■ **YOUR TASK**: Provide only the number of lines in the records below that include "settings".

■ **Source records**:
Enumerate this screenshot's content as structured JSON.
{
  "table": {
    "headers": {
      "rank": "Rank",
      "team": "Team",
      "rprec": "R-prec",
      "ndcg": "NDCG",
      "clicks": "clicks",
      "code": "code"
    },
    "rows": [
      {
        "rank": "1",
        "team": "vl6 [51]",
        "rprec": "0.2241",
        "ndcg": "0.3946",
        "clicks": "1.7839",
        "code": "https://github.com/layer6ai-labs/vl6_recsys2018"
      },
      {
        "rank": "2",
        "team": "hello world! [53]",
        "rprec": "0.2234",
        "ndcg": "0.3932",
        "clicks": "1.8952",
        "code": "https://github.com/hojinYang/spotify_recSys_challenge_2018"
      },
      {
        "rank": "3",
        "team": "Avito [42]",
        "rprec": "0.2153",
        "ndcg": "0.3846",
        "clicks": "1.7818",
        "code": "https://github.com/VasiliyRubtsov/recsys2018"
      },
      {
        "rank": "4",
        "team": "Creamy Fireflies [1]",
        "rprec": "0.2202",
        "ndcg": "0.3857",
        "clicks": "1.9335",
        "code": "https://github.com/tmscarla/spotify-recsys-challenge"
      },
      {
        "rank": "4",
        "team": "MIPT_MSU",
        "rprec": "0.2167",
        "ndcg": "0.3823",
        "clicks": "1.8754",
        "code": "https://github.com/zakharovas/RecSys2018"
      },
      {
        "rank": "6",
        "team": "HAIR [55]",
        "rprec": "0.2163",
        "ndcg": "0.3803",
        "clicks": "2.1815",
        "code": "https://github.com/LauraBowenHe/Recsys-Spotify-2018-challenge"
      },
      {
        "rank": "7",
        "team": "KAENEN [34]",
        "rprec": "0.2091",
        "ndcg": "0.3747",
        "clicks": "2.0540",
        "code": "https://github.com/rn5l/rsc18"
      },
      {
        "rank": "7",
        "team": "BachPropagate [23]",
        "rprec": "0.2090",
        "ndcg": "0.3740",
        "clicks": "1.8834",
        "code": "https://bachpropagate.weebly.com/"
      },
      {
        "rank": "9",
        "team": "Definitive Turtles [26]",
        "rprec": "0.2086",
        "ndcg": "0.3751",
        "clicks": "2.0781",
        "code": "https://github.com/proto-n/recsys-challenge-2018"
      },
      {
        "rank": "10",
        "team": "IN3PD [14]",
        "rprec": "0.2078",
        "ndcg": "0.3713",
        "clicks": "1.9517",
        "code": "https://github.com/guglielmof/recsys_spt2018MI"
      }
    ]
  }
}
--
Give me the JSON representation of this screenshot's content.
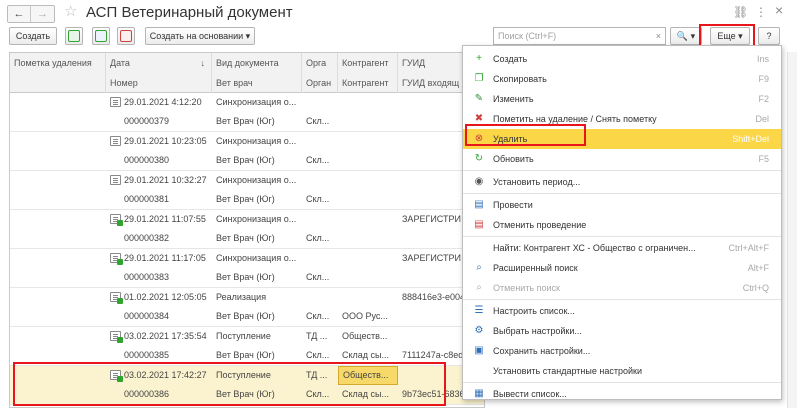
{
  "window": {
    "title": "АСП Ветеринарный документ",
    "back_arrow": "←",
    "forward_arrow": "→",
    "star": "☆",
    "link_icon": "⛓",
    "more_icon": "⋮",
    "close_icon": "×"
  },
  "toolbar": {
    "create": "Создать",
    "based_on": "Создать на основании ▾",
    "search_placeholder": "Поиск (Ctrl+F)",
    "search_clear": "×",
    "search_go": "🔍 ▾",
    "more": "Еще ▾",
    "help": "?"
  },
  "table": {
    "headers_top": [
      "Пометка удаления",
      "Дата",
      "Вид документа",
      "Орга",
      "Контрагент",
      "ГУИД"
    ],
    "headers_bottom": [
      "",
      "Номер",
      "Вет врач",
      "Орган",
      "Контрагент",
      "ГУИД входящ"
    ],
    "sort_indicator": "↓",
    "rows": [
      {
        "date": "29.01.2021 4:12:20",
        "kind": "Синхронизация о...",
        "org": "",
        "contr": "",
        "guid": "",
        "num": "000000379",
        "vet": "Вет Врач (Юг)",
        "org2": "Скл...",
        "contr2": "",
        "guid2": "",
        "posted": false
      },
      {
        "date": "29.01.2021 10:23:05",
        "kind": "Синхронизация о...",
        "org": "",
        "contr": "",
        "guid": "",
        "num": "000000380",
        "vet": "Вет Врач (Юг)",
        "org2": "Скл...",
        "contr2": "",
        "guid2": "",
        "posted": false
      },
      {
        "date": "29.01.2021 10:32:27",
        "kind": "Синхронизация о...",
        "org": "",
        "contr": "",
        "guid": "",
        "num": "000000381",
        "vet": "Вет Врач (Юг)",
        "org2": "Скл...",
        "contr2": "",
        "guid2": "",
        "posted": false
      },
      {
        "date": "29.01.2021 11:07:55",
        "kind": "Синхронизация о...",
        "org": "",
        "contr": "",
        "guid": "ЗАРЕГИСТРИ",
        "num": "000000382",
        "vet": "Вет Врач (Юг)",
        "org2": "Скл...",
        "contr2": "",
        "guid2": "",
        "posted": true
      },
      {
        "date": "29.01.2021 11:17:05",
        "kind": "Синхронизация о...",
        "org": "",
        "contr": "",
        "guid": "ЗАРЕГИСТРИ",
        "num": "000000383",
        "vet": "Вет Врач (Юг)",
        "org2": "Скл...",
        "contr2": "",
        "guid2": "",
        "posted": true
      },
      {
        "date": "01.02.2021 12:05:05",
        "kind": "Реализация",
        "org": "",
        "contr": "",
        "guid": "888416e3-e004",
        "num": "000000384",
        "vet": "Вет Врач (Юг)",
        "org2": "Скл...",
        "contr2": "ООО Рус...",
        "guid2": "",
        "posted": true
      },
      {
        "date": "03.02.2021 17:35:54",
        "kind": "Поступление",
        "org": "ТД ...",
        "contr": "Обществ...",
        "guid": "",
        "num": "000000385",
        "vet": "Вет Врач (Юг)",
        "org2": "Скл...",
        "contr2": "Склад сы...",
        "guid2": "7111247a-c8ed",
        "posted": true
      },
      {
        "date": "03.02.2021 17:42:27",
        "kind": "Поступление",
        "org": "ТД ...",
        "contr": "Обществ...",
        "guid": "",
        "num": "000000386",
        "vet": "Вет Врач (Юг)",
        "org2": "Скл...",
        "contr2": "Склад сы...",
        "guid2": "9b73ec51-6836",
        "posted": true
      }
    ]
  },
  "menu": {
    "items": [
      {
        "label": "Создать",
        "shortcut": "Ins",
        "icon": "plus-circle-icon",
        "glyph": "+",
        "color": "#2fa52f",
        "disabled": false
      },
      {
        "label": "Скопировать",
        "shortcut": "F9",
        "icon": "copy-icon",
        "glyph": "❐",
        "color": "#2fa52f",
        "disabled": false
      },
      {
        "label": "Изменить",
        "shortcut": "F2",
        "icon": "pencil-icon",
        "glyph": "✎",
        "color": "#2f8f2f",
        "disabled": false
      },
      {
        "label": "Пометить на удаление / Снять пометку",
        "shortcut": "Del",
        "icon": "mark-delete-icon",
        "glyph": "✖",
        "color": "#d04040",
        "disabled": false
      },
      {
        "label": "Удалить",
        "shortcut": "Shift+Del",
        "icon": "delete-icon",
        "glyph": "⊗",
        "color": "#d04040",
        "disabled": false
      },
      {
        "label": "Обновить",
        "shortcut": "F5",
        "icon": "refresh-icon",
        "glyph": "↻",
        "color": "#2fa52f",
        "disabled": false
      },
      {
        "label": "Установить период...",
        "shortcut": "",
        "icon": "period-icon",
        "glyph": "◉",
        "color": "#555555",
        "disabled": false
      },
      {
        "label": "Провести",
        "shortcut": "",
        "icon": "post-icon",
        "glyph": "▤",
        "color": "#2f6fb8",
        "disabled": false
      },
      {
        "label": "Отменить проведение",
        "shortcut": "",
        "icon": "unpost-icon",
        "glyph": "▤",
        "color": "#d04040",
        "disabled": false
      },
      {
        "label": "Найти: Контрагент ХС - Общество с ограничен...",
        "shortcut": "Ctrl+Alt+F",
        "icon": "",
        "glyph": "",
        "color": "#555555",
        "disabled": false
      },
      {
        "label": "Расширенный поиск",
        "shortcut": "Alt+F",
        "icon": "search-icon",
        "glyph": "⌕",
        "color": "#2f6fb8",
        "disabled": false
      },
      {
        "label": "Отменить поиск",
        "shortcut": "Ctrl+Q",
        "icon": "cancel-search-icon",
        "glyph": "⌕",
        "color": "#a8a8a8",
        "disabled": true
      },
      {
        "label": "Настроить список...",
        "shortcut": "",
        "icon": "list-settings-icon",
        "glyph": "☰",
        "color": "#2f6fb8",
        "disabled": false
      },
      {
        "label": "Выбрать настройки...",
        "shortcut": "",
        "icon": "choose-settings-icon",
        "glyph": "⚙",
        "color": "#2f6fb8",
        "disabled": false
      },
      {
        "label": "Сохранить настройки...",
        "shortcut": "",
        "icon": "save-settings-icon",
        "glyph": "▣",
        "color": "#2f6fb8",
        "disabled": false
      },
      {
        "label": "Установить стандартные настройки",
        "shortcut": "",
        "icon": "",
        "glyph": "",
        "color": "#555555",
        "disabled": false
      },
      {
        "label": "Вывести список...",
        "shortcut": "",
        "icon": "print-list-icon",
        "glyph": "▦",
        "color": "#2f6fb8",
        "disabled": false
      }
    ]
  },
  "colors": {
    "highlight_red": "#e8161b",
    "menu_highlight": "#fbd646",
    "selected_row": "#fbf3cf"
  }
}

■ **YOUR SOLUTION**: 3